WHAT YOU HAVE TO DO:
Copy exactly, and only, the lines that start at the line containing "Output a JSON" and end at the last line of the material below.

LISTED RECORDS:
·····
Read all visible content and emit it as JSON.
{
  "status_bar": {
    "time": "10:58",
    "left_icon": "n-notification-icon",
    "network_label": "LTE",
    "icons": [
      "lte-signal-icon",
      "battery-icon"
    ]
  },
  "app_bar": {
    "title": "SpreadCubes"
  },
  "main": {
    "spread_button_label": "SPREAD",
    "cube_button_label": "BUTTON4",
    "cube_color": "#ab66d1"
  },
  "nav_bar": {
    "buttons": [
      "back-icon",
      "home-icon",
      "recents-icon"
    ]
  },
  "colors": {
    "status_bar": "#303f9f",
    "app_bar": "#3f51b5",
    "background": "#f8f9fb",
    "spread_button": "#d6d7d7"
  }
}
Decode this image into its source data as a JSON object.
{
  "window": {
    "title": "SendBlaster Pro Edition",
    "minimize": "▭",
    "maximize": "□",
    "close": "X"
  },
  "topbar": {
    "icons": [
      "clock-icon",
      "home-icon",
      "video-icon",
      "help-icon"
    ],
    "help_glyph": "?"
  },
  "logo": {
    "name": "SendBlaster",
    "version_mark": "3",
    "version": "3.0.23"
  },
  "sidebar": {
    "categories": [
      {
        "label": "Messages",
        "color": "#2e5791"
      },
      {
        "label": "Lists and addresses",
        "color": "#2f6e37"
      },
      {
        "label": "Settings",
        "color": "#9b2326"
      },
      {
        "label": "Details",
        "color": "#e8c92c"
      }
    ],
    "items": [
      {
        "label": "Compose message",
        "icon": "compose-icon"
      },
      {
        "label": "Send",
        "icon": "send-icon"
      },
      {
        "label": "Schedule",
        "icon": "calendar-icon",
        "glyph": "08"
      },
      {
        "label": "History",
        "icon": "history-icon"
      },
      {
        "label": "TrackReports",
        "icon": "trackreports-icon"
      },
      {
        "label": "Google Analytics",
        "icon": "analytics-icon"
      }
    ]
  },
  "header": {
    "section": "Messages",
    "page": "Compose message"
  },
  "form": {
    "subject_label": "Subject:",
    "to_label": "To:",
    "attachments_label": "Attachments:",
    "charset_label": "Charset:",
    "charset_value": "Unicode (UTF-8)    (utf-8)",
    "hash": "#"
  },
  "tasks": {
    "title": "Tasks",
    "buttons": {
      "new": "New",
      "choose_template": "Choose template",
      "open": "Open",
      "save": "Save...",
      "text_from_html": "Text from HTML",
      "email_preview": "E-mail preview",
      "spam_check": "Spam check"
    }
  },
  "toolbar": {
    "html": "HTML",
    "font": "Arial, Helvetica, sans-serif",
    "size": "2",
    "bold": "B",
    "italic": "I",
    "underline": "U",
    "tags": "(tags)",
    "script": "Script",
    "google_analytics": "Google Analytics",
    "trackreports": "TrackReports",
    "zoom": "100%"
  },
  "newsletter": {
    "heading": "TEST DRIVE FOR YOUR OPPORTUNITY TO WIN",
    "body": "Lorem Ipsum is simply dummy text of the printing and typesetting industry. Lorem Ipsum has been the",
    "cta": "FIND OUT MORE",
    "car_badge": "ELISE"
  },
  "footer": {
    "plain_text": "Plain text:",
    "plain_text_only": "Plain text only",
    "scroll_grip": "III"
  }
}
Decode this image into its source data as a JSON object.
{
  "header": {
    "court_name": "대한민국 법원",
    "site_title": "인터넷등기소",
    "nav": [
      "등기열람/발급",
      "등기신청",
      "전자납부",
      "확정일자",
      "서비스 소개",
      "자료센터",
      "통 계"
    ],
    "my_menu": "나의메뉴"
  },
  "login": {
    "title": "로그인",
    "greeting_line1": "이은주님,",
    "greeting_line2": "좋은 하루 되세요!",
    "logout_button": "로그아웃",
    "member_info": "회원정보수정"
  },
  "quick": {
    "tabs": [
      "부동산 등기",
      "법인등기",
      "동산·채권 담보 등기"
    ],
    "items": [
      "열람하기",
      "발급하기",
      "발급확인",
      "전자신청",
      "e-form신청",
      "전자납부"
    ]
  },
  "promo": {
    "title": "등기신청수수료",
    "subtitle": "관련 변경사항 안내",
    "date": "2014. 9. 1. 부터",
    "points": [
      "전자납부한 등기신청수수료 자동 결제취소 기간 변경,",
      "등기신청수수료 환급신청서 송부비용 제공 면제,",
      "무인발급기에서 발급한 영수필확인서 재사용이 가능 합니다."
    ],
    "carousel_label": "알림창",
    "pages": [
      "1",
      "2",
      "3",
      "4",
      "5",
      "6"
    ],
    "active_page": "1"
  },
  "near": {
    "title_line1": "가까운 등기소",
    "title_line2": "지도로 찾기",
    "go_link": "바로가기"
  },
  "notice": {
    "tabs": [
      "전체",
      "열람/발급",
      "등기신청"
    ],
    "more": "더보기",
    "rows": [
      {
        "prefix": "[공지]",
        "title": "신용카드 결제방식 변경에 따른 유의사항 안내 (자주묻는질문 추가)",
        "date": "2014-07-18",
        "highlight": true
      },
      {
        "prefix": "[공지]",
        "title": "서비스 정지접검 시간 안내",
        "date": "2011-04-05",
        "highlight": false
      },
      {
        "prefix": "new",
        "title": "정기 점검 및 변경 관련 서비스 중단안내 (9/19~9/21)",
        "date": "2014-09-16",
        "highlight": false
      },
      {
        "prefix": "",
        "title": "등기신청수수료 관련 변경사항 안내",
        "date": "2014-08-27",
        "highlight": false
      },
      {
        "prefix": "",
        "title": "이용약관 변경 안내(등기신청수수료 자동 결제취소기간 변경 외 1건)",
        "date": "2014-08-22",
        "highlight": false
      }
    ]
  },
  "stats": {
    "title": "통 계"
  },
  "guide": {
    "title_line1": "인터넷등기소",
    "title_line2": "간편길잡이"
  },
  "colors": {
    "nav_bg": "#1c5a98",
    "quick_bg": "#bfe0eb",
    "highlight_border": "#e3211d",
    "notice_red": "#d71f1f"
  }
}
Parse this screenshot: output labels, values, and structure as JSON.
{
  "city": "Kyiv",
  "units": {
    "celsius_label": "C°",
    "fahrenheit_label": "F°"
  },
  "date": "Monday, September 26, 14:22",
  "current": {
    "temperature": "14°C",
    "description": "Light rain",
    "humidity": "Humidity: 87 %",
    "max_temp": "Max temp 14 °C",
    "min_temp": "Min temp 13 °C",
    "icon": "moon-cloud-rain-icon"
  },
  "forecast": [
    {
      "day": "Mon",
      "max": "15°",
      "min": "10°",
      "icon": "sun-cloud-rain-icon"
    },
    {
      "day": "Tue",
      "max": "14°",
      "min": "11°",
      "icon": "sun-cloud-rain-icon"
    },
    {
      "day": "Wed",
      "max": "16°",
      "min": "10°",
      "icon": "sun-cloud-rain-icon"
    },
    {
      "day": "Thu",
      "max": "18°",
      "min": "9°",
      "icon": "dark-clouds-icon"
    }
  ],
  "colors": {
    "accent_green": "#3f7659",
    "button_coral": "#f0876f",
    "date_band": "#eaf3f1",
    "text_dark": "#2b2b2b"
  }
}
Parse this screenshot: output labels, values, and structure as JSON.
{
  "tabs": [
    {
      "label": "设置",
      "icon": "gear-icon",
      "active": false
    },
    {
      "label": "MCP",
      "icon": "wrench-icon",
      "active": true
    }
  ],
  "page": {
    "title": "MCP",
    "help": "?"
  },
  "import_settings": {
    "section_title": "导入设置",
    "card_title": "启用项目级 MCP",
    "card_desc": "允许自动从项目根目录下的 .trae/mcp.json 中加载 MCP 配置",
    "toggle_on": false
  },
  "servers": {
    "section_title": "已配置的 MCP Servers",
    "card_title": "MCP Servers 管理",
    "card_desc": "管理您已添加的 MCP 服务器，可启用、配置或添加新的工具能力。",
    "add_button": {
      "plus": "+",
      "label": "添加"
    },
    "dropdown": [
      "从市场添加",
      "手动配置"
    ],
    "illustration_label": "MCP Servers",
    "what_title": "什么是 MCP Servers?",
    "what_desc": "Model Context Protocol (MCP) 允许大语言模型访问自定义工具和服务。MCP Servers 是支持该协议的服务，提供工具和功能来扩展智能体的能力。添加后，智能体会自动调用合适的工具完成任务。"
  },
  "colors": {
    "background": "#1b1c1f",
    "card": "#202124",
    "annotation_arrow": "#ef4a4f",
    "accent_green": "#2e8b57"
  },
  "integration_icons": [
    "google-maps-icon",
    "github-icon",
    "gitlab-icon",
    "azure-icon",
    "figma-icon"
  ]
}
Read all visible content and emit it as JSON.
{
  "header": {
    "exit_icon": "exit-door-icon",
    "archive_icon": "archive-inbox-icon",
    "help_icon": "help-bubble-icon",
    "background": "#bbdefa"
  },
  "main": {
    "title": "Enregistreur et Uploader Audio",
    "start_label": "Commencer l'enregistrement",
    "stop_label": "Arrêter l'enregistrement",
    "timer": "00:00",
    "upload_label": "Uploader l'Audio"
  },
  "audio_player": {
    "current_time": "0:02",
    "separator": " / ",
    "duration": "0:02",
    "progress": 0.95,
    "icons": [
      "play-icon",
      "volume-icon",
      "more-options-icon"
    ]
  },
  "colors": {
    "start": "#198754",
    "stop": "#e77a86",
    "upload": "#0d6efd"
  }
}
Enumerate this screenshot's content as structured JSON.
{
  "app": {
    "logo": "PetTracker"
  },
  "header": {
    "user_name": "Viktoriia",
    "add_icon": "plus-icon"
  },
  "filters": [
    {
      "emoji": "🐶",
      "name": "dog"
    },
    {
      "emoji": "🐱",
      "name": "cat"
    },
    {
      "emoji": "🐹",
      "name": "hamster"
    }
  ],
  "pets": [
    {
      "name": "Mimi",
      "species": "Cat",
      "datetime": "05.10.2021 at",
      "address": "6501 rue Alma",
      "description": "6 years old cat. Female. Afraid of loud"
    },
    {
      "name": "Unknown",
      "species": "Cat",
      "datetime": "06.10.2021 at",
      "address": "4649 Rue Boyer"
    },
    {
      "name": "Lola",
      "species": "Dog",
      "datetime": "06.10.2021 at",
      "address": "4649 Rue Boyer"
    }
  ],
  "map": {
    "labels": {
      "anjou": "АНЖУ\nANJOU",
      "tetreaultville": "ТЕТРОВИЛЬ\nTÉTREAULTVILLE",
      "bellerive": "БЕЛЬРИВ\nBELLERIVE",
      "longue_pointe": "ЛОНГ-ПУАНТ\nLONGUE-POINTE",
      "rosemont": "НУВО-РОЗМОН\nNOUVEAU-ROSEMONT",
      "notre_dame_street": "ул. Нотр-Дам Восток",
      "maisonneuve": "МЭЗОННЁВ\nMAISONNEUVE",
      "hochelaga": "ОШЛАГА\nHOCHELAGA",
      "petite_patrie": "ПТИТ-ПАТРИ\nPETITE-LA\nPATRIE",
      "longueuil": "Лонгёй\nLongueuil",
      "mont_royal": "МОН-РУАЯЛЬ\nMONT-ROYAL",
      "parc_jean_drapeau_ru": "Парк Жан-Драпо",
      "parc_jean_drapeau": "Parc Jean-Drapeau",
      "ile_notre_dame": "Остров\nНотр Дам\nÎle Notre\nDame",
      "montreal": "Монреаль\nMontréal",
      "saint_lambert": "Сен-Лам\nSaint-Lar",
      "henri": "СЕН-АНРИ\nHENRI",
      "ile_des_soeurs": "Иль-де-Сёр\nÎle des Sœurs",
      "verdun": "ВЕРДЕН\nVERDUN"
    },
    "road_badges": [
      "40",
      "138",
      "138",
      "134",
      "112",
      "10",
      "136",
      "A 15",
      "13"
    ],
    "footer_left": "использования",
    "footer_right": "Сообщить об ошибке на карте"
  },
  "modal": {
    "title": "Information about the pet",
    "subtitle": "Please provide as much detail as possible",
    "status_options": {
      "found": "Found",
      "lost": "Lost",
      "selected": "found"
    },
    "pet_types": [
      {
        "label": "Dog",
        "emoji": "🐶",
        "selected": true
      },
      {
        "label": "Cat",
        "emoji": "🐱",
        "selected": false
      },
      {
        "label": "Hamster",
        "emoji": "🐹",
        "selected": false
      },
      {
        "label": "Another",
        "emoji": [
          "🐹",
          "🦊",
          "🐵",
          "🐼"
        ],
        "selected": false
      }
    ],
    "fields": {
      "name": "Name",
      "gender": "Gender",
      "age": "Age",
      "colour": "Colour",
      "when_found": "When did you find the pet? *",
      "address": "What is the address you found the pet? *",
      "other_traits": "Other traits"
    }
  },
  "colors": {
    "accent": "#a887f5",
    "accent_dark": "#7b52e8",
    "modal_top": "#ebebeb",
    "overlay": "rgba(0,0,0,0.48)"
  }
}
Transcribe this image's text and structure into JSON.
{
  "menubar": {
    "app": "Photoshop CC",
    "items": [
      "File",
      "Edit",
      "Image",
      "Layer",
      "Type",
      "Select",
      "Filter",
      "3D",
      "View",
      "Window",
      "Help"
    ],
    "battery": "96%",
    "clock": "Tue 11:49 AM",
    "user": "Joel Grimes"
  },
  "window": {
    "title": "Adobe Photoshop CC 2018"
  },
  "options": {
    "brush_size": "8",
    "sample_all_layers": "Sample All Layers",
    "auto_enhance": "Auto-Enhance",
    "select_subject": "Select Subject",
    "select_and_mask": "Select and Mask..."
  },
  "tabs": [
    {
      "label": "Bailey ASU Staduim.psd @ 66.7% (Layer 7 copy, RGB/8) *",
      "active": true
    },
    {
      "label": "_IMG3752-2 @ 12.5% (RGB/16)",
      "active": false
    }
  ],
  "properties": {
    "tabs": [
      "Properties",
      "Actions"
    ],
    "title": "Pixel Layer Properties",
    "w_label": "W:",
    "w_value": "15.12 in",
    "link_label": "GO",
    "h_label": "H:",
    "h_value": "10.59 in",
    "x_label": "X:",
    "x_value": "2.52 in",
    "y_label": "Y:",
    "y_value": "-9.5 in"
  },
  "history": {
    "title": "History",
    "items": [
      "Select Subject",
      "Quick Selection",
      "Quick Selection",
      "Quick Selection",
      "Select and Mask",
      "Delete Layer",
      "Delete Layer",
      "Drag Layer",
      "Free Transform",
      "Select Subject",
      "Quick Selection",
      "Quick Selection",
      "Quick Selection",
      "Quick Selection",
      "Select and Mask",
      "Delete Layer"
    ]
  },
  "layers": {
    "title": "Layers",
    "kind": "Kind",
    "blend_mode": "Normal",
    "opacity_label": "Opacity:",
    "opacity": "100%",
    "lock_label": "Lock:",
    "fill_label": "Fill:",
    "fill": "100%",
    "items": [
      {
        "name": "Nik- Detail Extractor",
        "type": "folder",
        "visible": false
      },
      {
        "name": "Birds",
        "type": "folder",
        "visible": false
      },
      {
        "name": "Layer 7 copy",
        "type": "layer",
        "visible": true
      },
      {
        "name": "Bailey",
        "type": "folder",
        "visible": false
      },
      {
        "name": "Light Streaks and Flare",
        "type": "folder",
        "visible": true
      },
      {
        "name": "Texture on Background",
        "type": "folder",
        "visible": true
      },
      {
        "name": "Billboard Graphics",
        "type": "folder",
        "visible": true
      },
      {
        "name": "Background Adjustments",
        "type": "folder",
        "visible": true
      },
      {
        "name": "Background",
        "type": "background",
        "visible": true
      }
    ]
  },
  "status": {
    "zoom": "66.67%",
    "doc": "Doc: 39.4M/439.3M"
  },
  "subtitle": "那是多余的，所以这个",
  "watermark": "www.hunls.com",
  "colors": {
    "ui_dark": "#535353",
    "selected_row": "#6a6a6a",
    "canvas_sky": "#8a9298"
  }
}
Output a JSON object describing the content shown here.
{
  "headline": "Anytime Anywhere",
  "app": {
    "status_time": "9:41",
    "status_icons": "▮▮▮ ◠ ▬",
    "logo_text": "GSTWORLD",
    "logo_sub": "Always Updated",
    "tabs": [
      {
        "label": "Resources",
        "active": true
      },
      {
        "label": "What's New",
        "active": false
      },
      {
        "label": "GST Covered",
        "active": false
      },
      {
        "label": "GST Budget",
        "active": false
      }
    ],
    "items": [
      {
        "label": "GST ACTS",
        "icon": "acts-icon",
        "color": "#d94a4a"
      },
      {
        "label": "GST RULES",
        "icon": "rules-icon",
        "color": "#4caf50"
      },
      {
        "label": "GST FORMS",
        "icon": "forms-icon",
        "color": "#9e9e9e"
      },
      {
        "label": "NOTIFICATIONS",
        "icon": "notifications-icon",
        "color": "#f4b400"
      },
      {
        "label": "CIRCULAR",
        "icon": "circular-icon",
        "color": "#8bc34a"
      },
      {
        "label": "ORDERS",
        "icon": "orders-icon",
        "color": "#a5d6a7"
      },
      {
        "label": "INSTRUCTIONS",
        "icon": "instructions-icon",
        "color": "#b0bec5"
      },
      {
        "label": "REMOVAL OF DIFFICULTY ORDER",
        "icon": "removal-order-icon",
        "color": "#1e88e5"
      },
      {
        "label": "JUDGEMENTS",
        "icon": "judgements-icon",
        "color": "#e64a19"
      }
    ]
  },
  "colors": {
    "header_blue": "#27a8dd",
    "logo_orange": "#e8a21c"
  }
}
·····
RESULT FOR THIS EXERCISE:
Output a JSON object describing the content shown here.
{
  "headline": "Anytime Anywhere",
  "app": {
    "status_time": "9:41",
    "status_icons": "▮▮▮ ◠ ▬",
    "logo_text": "GSTWORLD",
    "logo_sub": "Always Updated",
    "tabs": [
      {
        "label": "Resources",
        "active": true
      },
      {
        "label": "What's New",
        "active": false
      },
      {
        "label": "GST Covered",
        "active": false
      },
      {
        "label": "GST Budget",
        "active": false
      }
    ],
    "items": [
      {
        "label": "GST ACTS",
        "icon": "acts-icon",
        "color": "#d94a4a"
      },
      {
        "label": "GST RULES",
        "icon": "rules-icon",
        "color": "#4caf50"
      },
      {
        "label": "GST FORMS",
        "icon": "forms-icon",
        "color": "#9e9e9e"
      },
      {
        "label": "NOTIFICATIONS",
        "icon": "notifications-icon",
        "color": "#f4b400"
      },
      {
        "label": "CIRCULAR",
        "icon": "circular-icon",
        "color": "#8bc34a"
      },
      {
        "label": "ORDERS",
        "icon": "orders-icon",
        "color": "#a5d6a7"
      },
      {
        "label": "INSTRUCTIONS",
        "icon": "instructions-icon",
        "color": "#b0bec5"
      },
      {
        "label": "REMOVAL OF DIFFICULTY ORDER",
        "icon": "removal-order-icon",
        "color": "#1e88e5"
      },
      {
        "label": "JUDGEMENTS",
        "icon": "judgements-icon",
        "color": "#e64a19"
      }
    ]
  },
  "colors": {
    "header_blue": "#27a8dd",
    "logo_orange": "#e8a21c"
  }
}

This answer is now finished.